The stigma around being fat and overeating holds people like me back from talking about it.
It's Eating Disorders Awareness Week in Canada (Feb.1-7, 2017). It has taken me about 15 years to ADMIT that I had an eating disorder (anorexia nervosa) as a child and teenager. If you know someone with an eating disorder, here are a few things to be aware of.
This yo-yo or extreme dieting may be seen as harmless or even vain but we must recognize it stems from a very dangerous place. Negative body image is the negative self-perception of your body. It is often accompanied by shame; the unworthiness we feel due to our flaws. This combination of negative body image and shame is what leads us to take desperate measures with our bodies.
When it comes to trauma, in particular, pushing away the thoughts and feelings can often exacerbate the intensity of the symptoms. The more you try to evade the problem, the more the internal pressure will build, until you explode. The problem won't just go away on its own.
As a mental health advocate, I was addicted to appearing to be recovered. I was afraid to admit that I am living with an eating disorder. Afraid that it meant the messages I was telling people about recovery being possible wasn't true. That living with an eating disorder, while being highlighted as recovered, meant I was a fraud.

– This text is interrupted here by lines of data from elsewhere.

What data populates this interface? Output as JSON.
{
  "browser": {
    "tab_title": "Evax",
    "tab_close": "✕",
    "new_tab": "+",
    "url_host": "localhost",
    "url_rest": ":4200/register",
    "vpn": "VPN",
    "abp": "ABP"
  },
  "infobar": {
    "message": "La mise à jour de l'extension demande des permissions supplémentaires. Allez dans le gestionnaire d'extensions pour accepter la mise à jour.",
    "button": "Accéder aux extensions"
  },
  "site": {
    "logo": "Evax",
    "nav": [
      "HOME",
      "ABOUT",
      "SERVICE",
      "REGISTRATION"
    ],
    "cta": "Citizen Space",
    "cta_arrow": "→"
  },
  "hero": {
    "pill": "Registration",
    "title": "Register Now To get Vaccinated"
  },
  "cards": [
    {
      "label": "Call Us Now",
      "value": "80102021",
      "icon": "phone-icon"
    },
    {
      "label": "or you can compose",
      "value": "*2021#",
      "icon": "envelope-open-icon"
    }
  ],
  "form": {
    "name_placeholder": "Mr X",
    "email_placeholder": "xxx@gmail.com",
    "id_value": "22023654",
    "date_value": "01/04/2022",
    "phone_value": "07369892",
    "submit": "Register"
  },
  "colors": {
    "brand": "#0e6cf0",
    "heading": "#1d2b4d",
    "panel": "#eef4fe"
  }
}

Eating disorders are more than just "extreme dieting," they are psychological disorders that stem from complex underlying issues. There are many stereotypes and myths surrounding eating disorders, and the resulting stigma can make it more difficult for those affected to seek treatment.
If you feel that your eating is out of control, don't run into the arms of another diet, it will only make things worse. Instead, try eating three normal meals every day and consider how labelling foods as "bad" is affecting you and reach out to a local dietitian who practices mindful eating.
One way to avoid eating too restrictively is to plan to eat a treat once in a while. This plans gives you something to look forward to -- which can motivate you to eat better on a regular basis AND help you avoid feeling deprived.
Here's the thing: eating disorders are not about a fear of getting fat. The weight gain is not fueled by the number on the scale, but by the feeling of perfection at having maintained self-control.
As I was reading through Twitter accounts and bios of people advocating for the recognition of eating disorders as real and dangerous, I came across the words "ex-anorexic." I was jealous. I am able to eat a meal with my family, and quietly endure the self-loathing afterwards with no physiological consequences; but the mental battle drags me through such an obstacle course, that by the time I've reached the finish line, I am no longer certain of whether or not I want to get better. Unfortunately, part of me is convinced that there is no such thing as getting better from this